Instead of moving back into cash, we are going into the Vanguard Short-Term Corporate fund (VFSTX) largely because cash is still such a poor investment and there is no sign the Federal Reserve will allow shorter term rates to climb. 

Shorter term, investment grade bonds are a safe investment, but they are not as safe as cash. When rates climb, as they did last month, investors can still lose some money, unlike with a money market fund. Last month this particular fund fell just under 1%. This is still a far shot from the near 10% investors lost in longer term government bonds. Shorter-term bond funds pay around 3% now, quite a bit more than money market funds and a risk generally worth taking.

Areas of the market we are lightening up on include real estate, micro cap and tech stocks as well as junk (high-yield), convertible, and foreign (including emerging market) bonds – all areas we have overweighed over the last year. Besides having valuations that are becoming a bit “stretched”, many of these areas have also seen inflows by individual fund investors.

Fund flows are one of the signals we use to warn us that an area of the market is getting ahead of its self. Too much money ruins a good thing, and the fact that fund investors are usually late to the party when investing.

Many of these areas are becoming less attractive because interest rates are moving higher. A few months back in this newsletter (October 15th to be exact) we wrote about how investing is often a relative game. Treasury bonds were yielding so little, as low as some stock dividend yields, that stocks represented a pretty good place to be. 

That analysis is shifting now that stocks are 25% higher in price across the board, and the treasury bond yield for a 10 year government bond is now paying about 4.5%, up from lows of 3.2%. Suddenly, a safe 4.5% is a pretty good yield. This can be particularly hard on investments that are considered bond substitutes because of the yield: categories such as real estate funds (which invest in high dividend REITs) and utilities funds. 

The whole rising rate scenario is particularly bad for real estate, as much of the gains made in real estate prices have been because of falling rates and the effect that has had on mortgage borrowing costs. Suddenly everyone can afford “more” home, which has done nothing but raise prices. At this point the only thing real estate has going for it is it tends to be a good inflation hedge, and inflation is something we may have more trouble with in the future than the general consensus feels right now.

Categories we have not lighted up on yet include Japanese and certain foreign stocks, which we think have some room for expansion.

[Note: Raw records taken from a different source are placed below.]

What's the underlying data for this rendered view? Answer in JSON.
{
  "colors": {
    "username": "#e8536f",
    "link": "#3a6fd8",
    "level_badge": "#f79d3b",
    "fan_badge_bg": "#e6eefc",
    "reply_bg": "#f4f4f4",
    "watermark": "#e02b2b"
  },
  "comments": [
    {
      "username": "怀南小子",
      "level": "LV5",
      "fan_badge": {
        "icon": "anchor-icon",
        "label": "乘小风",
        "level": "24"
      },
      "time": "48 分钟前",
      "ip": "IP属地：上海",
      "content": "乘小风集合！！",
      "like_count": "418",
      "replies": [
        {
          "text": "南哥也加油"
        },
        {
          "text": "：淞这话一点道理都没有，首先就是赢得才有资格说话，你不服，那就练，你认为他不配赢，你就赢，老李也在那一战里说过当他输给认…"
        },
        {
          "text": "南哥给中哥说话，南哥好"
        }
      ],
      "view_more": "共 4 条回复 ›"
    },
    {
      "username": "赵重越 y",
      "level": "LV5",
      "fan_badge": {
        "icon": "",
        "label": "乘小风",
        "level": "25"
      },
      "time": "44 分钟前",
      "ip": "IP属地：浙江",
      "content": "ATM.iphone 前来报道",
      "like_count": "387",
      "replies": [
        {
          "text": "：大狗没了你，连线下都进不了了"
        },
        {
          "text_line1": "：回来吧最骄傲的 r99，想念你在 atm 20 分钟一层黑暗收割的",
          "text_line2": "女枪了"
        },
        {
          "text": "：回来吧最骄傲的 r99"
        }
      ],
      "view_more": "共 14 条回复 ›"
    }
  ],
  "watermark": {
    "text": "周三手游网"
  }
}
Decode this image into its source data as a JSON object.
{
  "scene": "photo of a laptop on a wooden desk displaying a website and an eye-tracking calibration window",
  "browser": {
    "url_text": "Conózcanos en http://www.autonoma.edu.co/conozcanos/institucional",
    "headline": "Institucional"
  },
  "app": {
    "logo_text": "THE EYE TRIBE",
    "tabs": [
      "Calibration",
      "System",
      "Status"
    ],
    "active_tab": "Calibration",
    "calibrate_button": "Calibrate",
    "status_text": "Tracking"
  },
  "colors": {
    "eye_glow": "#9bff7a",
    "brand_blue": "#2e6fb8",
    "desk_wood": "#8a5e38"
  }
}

One note about municipal bonds: we don’t use them in the model portfolios (we do use them in private accounts that we manage) because we have no idea what each subscribers individual tax situation is, or if subscribers have their money in taxable accounts or not. This does not mean we don’t like municipal bond funds. Investors who are in higher tax brackets should consider some Vanguard municipal bond funds if they don’t already own some. 

Municipal bond funds can be used as substitutes for regular short-term bond funds. Good examples include the Vanguard Short Term Tax Exempt fund (VWSTX), which yields 1.25% tax free. Higher risk investors can consider the Vanguard High Yield Tax Exempt fund, which yields 4.35% tax free (VWAHX). Municipal bonds are no panacea against rising rates, but the above average premium over treasury bonds offers some insulation. With municipal bond funds investors must go with low fee choices, otherwise you are paying the fund company's fees with your low tax income.

All this talk is not to alarm. We are not bailing out on stocks and bonds. These are just subtle shifts we make every so often to make sure we are properly diversified and not over-allocated in areas of the market that have been hot and have waning fundamentals.